Moths of Britain and
Superfamily - BOMBYCOIDEA
Family - SATURNIIDAE
The Emperor moth is the only member of the Saturniidae found in
Britain. The family is named after the ringed planet Saturn, on
account of the large ringed spots that are found on the wings of
most species. The Saturniidae are commonly known as wild silkmoths
because most species construct elaborate silk cocoons. Several
tropical species including Antheraea mylitta
are commonly bred in captivity and used to produce commercial silk.
The well known "silkworm moth" Bombyx mori
is unrelated, belonging to a different family - the
The 1500 species of
Saturniidae are distributed mainly throughout the tropical regions
of the world, and include the spectacular tailed
Actias and Argema
Moon moths, and Attacus atlas - the
Giant Atlas moth, which is the largest species of moth in the world
( in terms of wing area ), measuring up to 30 cms from wing tip to
In Europe there are
5 Saturnia species including the
Emperor Saturnia pavonia, and the
similar but much larger Great Peacock moth
Saturnia pyri. There are also several members from other
genera including the orange winged Tau Emperor
Aglia tau, the Autumn Emperor
Perisomena caecigena, and the Spanish Moon moth
Graellsia isabellae. Additionally there
are 3 introduced species - Antheraea yamamai,
Antheraea pernyi and
The male and female
of Saturnia pavonia are marked
identically, but the male is smaller, has more brownish-pink
forewings and chestnut brown hindwings, and has strongly pectinate
This is primarily a heathland and moorland
species, but can be found also in woodlands and scrubby grasslands
in certain areas. In Britain it is a lowland species, but it can be
found at altitudes as high as 1800m in the Alps.
Saturnia pavonia flies from March to
July depending on locality. In southern and western Britain it
usually emerges in late April, while in Scotland it typically
emerges in mid-late May.
eggs are laid in batches of between 15-80, attached to stems or
twigs on the foodplants or other nearby plants.
when young feeds communally, and is black with orange markings, and
covered in short stiff white or black spines which emerge from
tubercles on its back and sides. When older it lives solitarily and
is bright green, with narrow vertical black bands between the body
segments, and possesses prominent yellow tubercles from which emerge
stiff hairs. It feeds primarily on heather (
Calluna ) but will also feed on a wide range of other plants
Potentilla and Prunus.
place in a pear-shaped cocoon made of coarse brown silk. The cocoon
is a most fascinating object with a beautifully constructed
"lobster-pot" trap door which enables the emerging moth to escape,
but prevents predatory insects or spiders from entering.
Saturnia pavonia, Hampshire ©
Female Emperor moths
possess an organ at the tip of their abdomen from which they
disseminate pheromones to attract the day-flying males. A single

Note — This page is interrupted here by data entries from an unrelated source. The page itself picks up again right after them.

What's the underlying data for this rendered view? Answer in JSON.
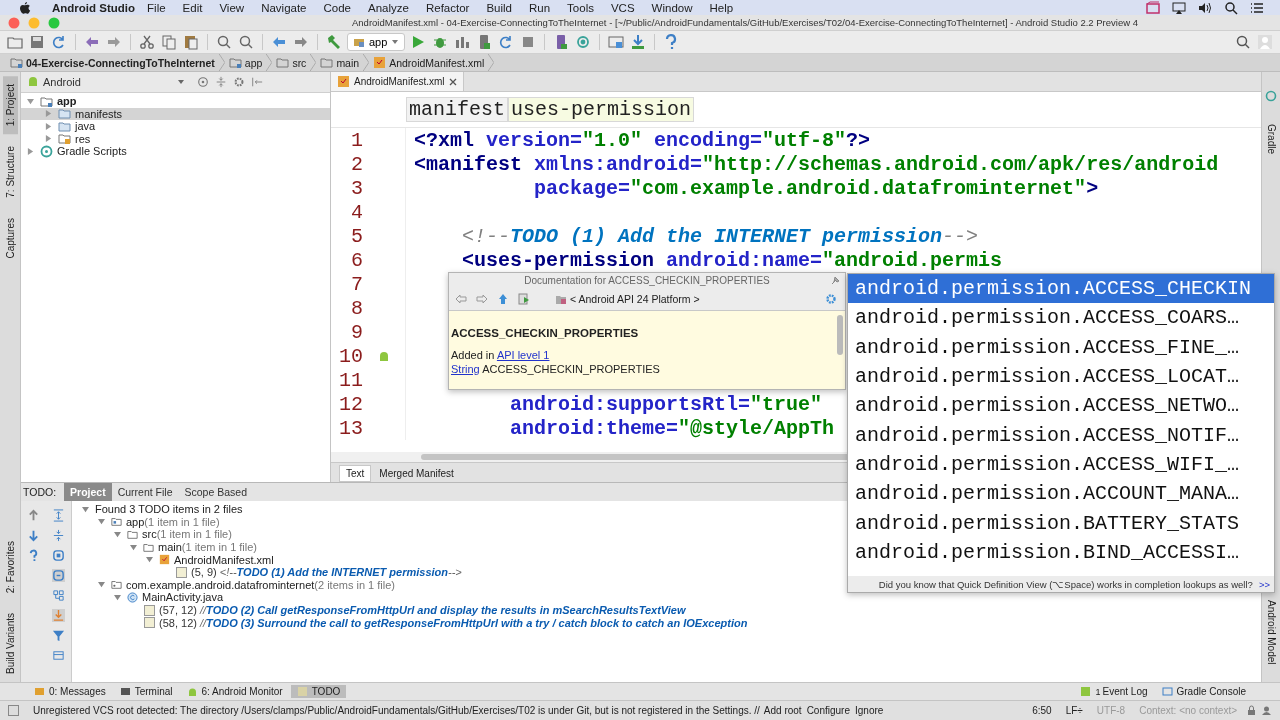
{
  "menubar": {
    "app_name": "Android Studio",
    "menus": [
      "File",
      "Edit",
      "View",
      "Navigate",
      "Code",
      "Analyze",
      "Refactor",
      "Build",
      "Run",
      "Tools",
      "VCS",
      "Window",
      "Help"
    ]
  },
  "window": {
    "title": "AndroidManifest.xml - 04-Exercise-ConnectingToTheInternet - [~/Public/AndroidFundamentals/GitHub/Exercises/T02/04-Exercise-ConnectingToTheInternet] - Android Studio 2.2 Preview 4"
  },
  "toolbar": {
    "run_config": "app"
  },
  "nav_bar": {
    "crumbs": [
      {
        "label": "04-Exercise-ConnectingToTheInternet",
        "kind": "module"
      },
      {
        "label": "app",
        "kind": "module"
      },
      {
        "label": "src",
        "kind": "folder"
      },
      {
        "label": "main",
        "kind": "folder"
      },
      {
        "label": "AndroidManifest.xml",
        "kind": "manifest"
      }
    ]
  },
  "left_stripe": {
    "top": [
      {
        "label": "1: Project",
        "selected": true
      },
      {
        "label": "7: Structure",
        "selected": false
      },
      {
        "label": "Captures",
        "selected": false
      }
    ],
    "bottom": [
      {
        "label": "2: Favorites",
        "selected": false
      },
      {
        "label": "Build Variants",
        "selected": false
      }
    ]
  },
  "right_stripe": [
    {
      "label": "Gradle"
    },
    {
      "label": "Android Model"
    }
  ],
  "project_panel": {
    "view": "Android",
    "tree": [
      {
        "label": "app",
        "kind": "module",
        "expanded": true,
        "selected": false,
        "children": [
          {
            "label": "manifests",
            "kind": "folder",
            "expanded": false,
            "selected": true
          },
          {
            "label": "java",
            "kind": "folder",
            "expanded": false,
            "selected": false
          },
          {
            "label": "res",
            "kind": "res",
            "expanded": false,
            "selected": false
          }
        ]
      },
      {
        "label": "Gradle Scripts",
        "kind": "gradle",
        "expanded": false,
        "selected": false
      }
    ]
  },
  "editor": {
    "tabs": [
      {
        "label": "AndroidManifest.xml",
        "selected": true
      }
    ],
    "breadcrumbs": [
      "manifest",
      "uses-permission"
    ],
    "lines": [
      {
        "number": "1",
        "segments": [
          {
            "text": "<?xml",
            "kind": "tag"
          },
          {
            "text": " version=",
            "kind": "attr"
          },
          {
            "text": "\"1.0\"",
            "kind": "value"
          },
          {
            "text": " encoding=",
            "kind": "attr"
          },
          {
            "text": "\"utf-8\"",
            "kind": "value"
          },
          {
            "text": "?>",
            "kind": "tag"
          }
        ]
      },
      {
        "number": "2",
        "segments": [
          {
            "text": "<manifest",
            "kind": "tag"
          },
          {
            "text": " xmlns:android=",
            "kind": "attr"
          },
          {
            "text": "\"http://schemas.android.com/apk/res/android",
            "kind": "value"
          }
        ]
      },
      {
        "number": "3",
        "segments": [
          {
            "text": "          package=",
            "kind": "attr"
          },
          {
            "text": "\"com.example.android.datafrominternet\"",
            "kind": "value"
          },
          {
            "text": ">",
            "kind": "tag"
          }
        ]
      },
      {
        "number": "4"
      },
      {
        "number": "5",
        "segments": [
          {
            "text": "    <!--",
            "kind": "comment"
          },
          {
            "text": "TODO (1) Add the INTERNET permission",
            "kind": "todo"
          },
          {
            "text": "-->",
            "kind": "comment"
          }
        ]
      },
      {
        "number": "6",
        "segments": [
          {
            "text": "    <uses-permission",
            "kind": "tag"
          },
          {
            "text": " android:name=",
            "kind": "attr"
          },
          {
            "text": "\"android.permis",
            "kind": "value"
          }
        ]
      },
      {
        "number": "7"
      },
      {
        "number": "8"
      },
      {
        "number": "9"
      },
      {
        "number": "10"
      },
      {
        "number": "11"
      },
      {
        "number": "12",
        "segments": [
          {
            "text": "        android:supportsRtl=",
            "kind": "attr"
          },
          {
            "text": "\"true\"",
            "kind": "value"
          }
        ]
      },
      {
        "number": "13",
        "segments": [
          {
            "text": "        android:theme=",
            "kind": "attr"
          },
          {
            "text": "\"@style/AppTh",
            "kind": "value"
          }
        ]
      }
    ],
    "bottom_tabs": [
      {
        "label": "Text",
        "selected": true
      },
      {
        "label": "Merged Manifest",
        "selected": false
      }
    ]
  },
  "documentation_popup": {
    "title": "Documentation for ACCESS_CHECKIN_PROPERTIES",
    "location": "< Android API 24 Platform >",
    "heading": "ACCESS_CHECKIN_PROPERTIES",
    "added_prefix": "Added in",
    "added_link": "API level 1",
    "type_link": "String",
    "type_name": "ACCESS_CHECKIN_PROPERTIES"
  },
  "completion_popup": {
    "items": [
      {
        "text": "android.permission.ACCESS_CHECKIN",
        "selected": true
      },
      {
        "text": "android.permission.ACCESS_COARS…",
        "selected": false
      },
      {
        "text": "android.permission.ACCESS_FINE_…",
        "selected": false
      },
      {
        "text": "android.permission.ACCESS_LOCAT…",
        "selected": false
      },
      {
        "text": "android.permission.ACCESS_NETWO…",
        "selected": false
      },
      {
        "text": "android.permission.ACCESS_NOTIF…",
        "selected": false
      },
      {
        "text": "android.permission.ACCESS_WIFI_…",
        "selected": false
      },
      {
        "text": "android.permission.ACCOUNT_MANA…",
        "selected": false
      },
      {
        "text": "android.permission.BATTERY_STATS",
        "selected": false
      },
      {
        "text": "android.permission.BIND_ACCESSI…",
        "selected": false
      }
    ],
    "hint": "Did you know that Quick Definition View (⌥Space) works in completion lookups as well?",
    "more": ">>"
  },
  "todo_panel": {
    "label": "TODO:",
    "tabs": [
      {
        "label": "Project",
        "selected": true
      },
      {
        "label": "Current File",
        "selected": false
      },
      {
        "label": "Scope Based",
        "selected": false
      }
    ],
    "tree": [
      {
        "label": "Found 3 TODO items in 2 files",
        "expanded": true,
        "children": [
          {
            "label": "app",
            "detail": "(1 item in 1 file)",
            "kind": "module",
            "expanded": true,
            "children": [
              {
                "label": "src",
                "detail": "(1 item in 1 file)",
                "kind": "folder",
                "expanded": true,
                "children": [
                  {
                    "label": "main",
                    "detail": "(1 item in 1 file)",
                    "kind": "folder",
                    "expanded": true,
                    "children": [
                      {
                        "label": "AndroidManifest.xml",
                        "kind": "manifest",
                        "expanded": true,
                        "children": [
                          {
                            "kind": "todo",
                            "position": "(5, 9)",
                            "prefix": "<!--",
                            "text": "TODO (1) Add the INTERNET permission",
                            "suffix": "-->"
                          }
                        ]
                      }
                    ]
                  }
                ]
              }
            ]
          },
          {
            "label": "com.example.android.datafrominternet",
            "detail": "(2 items in 1 file)",
            "kind": "package",
            "expanded": true,
            "children": [
              {
                "label": "MainActivity.java",
                "kind": "java",
                "expanded": true,
                "children": [
                  {
                    "kind": "todo",
                    "position": "(57, 12)",
                    "prefix": "//",
                    "text": "TODO (2) Call getResponseFromHttpUrl and display the results in mSearchResultsTextView"
                  },
                  {
                    "kind": "todo",
                    "position": "(58, 12)",
                    "prefix": "//",
                    "text": "TODO (3) Surround the call to getResponseFromHttpUrl with a try / catch block to catch an IOException"
                  }
                ]
              }
            ]
          }
        ]
      }
    ]
  },
  "tool_tabs": {
    "left": [
      {
        "label": "0: Messages",
        "kind": "messages",
        "selected": false
      },
      {
        "label": "Terminal",
        "kind": "terminal",
        "selected": false
      },
      {
        "label": "6: Android Monitor",
        "kind": "android",
        "selected": false
      },
      {
        "label": "TODO",
        "kind": "todo",
        "selected": true
      }
    ],
    "right": [
      {
        "label": "Event Log",
        "badge": "1",
        "kind": "log"
      },
      {
        "label": "Gradle Console",
        "kind": "console"
      }
    ]
  },
  "status_bar": {
    "message": "Unregistered VCS root detected: The directory /Users/clamps/Public/AndroidFundamentals/GitHub/Exercises/T02 is under Git, but is not registered in the Settings. //",
    "links": [
      "Add root",
      "Configure",
      "Ignore"
    ],
    "position": "6:50",
    "line_separator": "LF÷",
    "encoding": "UTF-8",
    "context": "Context: <no context>"
  }
}
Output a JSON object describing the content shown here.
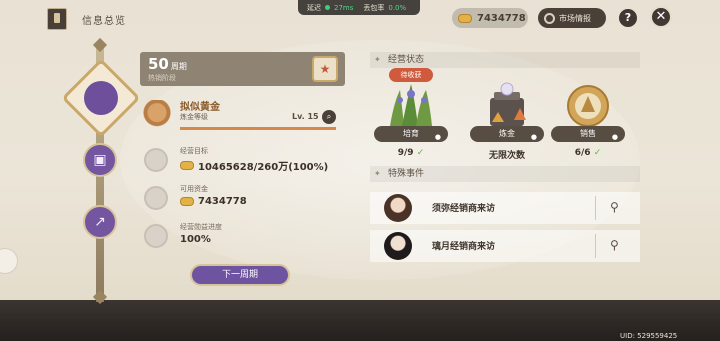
{
  "header": {
    "title": "信息总览",
    "network": {
      "latency_label": "延迟",
      "latency_value": "27ms",
      "loss_label": "丢包率",
      "loss_value": "0.0%"
    },
    "coins": "7434778",
    "market_label": "市场情报",
    "help_label": "?",
    "close_label": "✕"
  },
  "period": {
    "number": "50",
    "unit": "周期",
    "stage": "热销阶段"
  },
  "rank": {
    "title": "拟似黄金",
    "subtitle": "炼金等级",
    "level": "Lv. 15",
    "progress": 1.0
  },
  "stats": [
    {
      "label": "经营目标",
      "value": "10465628/260万(100%)"
    },
    {
      "label": "可用资金",
      "value": "7434778"
    },
    {
      "label": "经营勋益进度",
      "value": "100%"
    }
  ],
  "next_button": "下一周期",
  "status_section": {
    "title": "经营状态",
    "items": [
      {
        "label": "培育",
        "status": "9/9",
        "check": true,
        "tag": "待收获"
      },
      {
        "label": "炼金",
        "status": "无限次数",
        "check": false
      },
      {
        "label": "销售",
        "status": "6/6",
        "check": true
      }
    ]
  },
  "events_section": {
    "title": "特殊事件",
    "events": [
      {
        "text": "须弥经销商来访"
      },
      {
        "text": "璃月经销商来访"
      }
    ]
  },
  "uid": "UID: 529559425",
  "colors": {
    "accent_purple": "#6e53a0",
    "check_green": "#6cae4e",
    "tag_red": "#d05a3c"
  }
}
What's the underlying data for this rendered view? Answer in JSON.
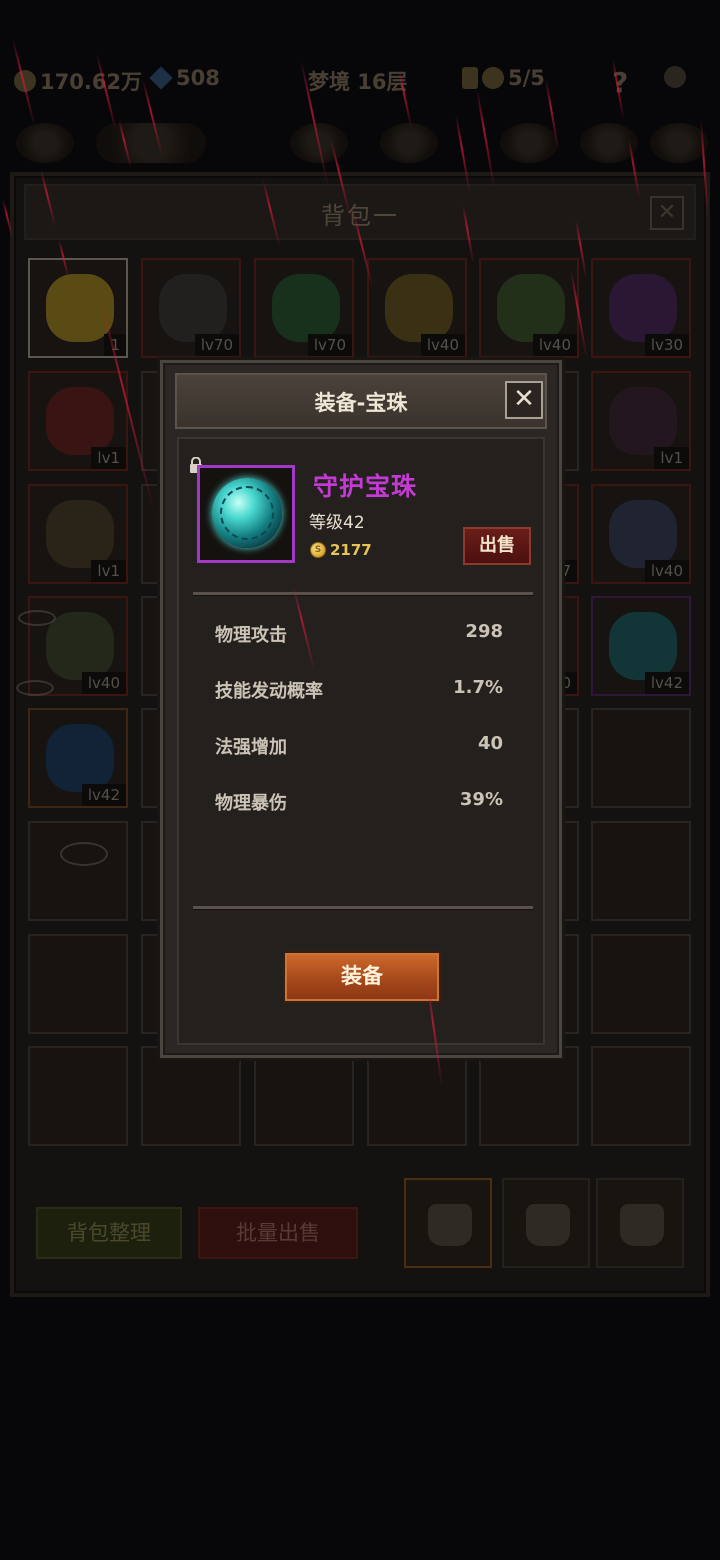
{
  "top_bar": {
    "gold": "170.62万",
    "gems": "508",
    "stage": "梦境 16层",
    "keys": "5/5",
    "help": "?"
  },
  "bag": {
    "title": "背包一",
    "close": "✕",
    "items": [
      {
        "lv": "1",
        "frame": "sel",
        "color": "#5a4a14"
      },
      {
        "lv": "lv70",
        "frame": "red",
        "color": "#22201f"
      },
      {
        "lv": "lv70",
        "frame": "red",
        "color": "#17311d"
      },
      {
        "lv": "lv40",
        "frame": "red",
        "color": "#3a3014"
      },
      {
        "lv": "lv40",
        "frame": "red",
        "color": "#233019"
      },
      {
        "lv": "lv30",
        "frame": "red",
        "color": "#2a1733"
      },
      {
        "lv": "lv1",
        "frame": "red",
        "color": "#3a1412"
      },
      {
        "lv": "",
        "frame": "",
        "color": ""
      },
      {
        "lv": "",
        "frame": "",
        "color": ""
      },
      {
        "lv": "",
        "frame": "",
        "color": ""
      },
      {
        "lv": "",
        "frame": "",
        "color": ""
      },
      {
        "lv": "lv1",
        "frame": "red",
        "color": "#24161f"
      },
      {
        "lv": "lv1",
        "frame": "red",
        "color": "#2a2418"
      },
      {
        "lv": "",
        "frame": "",
        "color": ""
      },
      {
        "lv": "",
        "frame": "",
        "color": ""
      },
      {
        "lv": "",
        "frame": "",
        "color": ""
      },
      {
        "lv": "7",
        "frame": "red",
        "color": "#2a1515"
      },
      {
        "lv": "lv40",
        "frame": "red",
        "color": "#202332"
      },
      {
        "lv": "lv40",
        "frame": "red",
        "color": "#23281a"
      },
      {
        "lv": "",
        "frame": "",
        "color": ""
      },
      {
        "lv": "",
        "frame": "",
        "color": ""
      },
      {
        "lv": "",
        "frame": "",
        "color": ""
      },
      {
        "lv": "0",
        "frame": "red",
        "color": "#2a2418"
      },
      {
        "lv": "lv42",
        "frame": "purple",
        "color": "#123638"
      },
      {
        "lv": "lv42",
        "frame": "orange",
        "color": "#122338"
      }
    ],
    "sort_label": "背包整理",
    "bulk_sell_label": "批量出售"
  },
  "modal": {
    "title": "装备-宝珠",
    "close": "✕",
    "item_name": "守护宝珠",
    "level": "等级42",
    "price": "2177",
    "coin_glyph": "S",
    "sell_label": "出售",
    "stats": [
      {
        "label": "物理攻击",
        "value": "298"
      },
      {
        "label": "技能发动概率",
        "value": "1.7%"
      },
      {
        "label": "法强增加",
        "value": "40"
      },
      {
        "label": "物理暴伤",
        "value": "39%"
      }
    ],
    "equip_label": "装备"
  },
  "colors": {
    "item_name": "#c33bd2",
    "frame_purple": "#a238c6",
    "equip_button": "#b5511f",
    "rain": "#d01a3a"
  }
}
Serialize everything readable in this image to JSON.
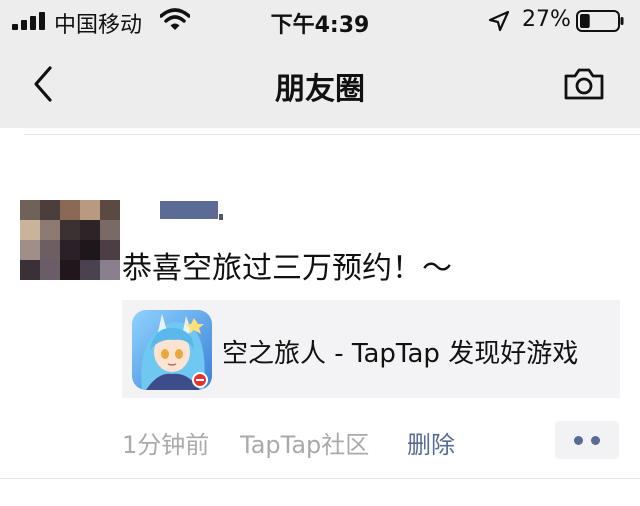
{
  "status_bar": {
    "carrier": "中国移动",
    "time": "下午4:39",
    "battery_percent": "27%",
    "battery_level": 0.27,
    "icons": [
      "signal-icon",
      "wifi-icon",
      "location-arrow-icon",
      "battery-icon"
    ]
  },
  "navbar": {
    "title": "朋友圈",
    "back_icon": "chevron-left-icon",
    "camera_icon": "camera-icon"
  },
  "post": {
    "avatar": "pixelated-avatar",
    "text": "恭喜空旅过三万预约！～",
    "link": {
      "title": "空之旅人 - TapTap 发现好游戏",
      "icon": "game-app-icon"
    },
    "time": "1分钟前",
    "source": "TapTap社区",
    "delete_label": "删除",
    "more_icon": "more-dots-icon"
  },
  "colors": {
    "header_bg": "#ededed",
    "link_blue": "#576b95",
    "meta_gray": "#aaaaaa",
    "card_bg": "#f3f3f5"
  }
}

freshly emerged female can attract as many as 70 males, which can
detect the pheromones from distances of a kilometre or more away,
using their strongly pectinated antennae as "radar" to home in on the
The females are
heavily laden with eggs so are unable to fly very far, and after
mating lay most of their eggs very near the spot where they emerge.
After laying 100 or so eggs they have lightened their load
sufficiently to enable them to fly, but unlike the males they fly by
night. It takes them about 2-3 days to complete egg laying.
Neither sex has a proboscis, so the moths
are unable to feed, and only live until their body fats are exhausted
- i.e. about 4 or 5 days.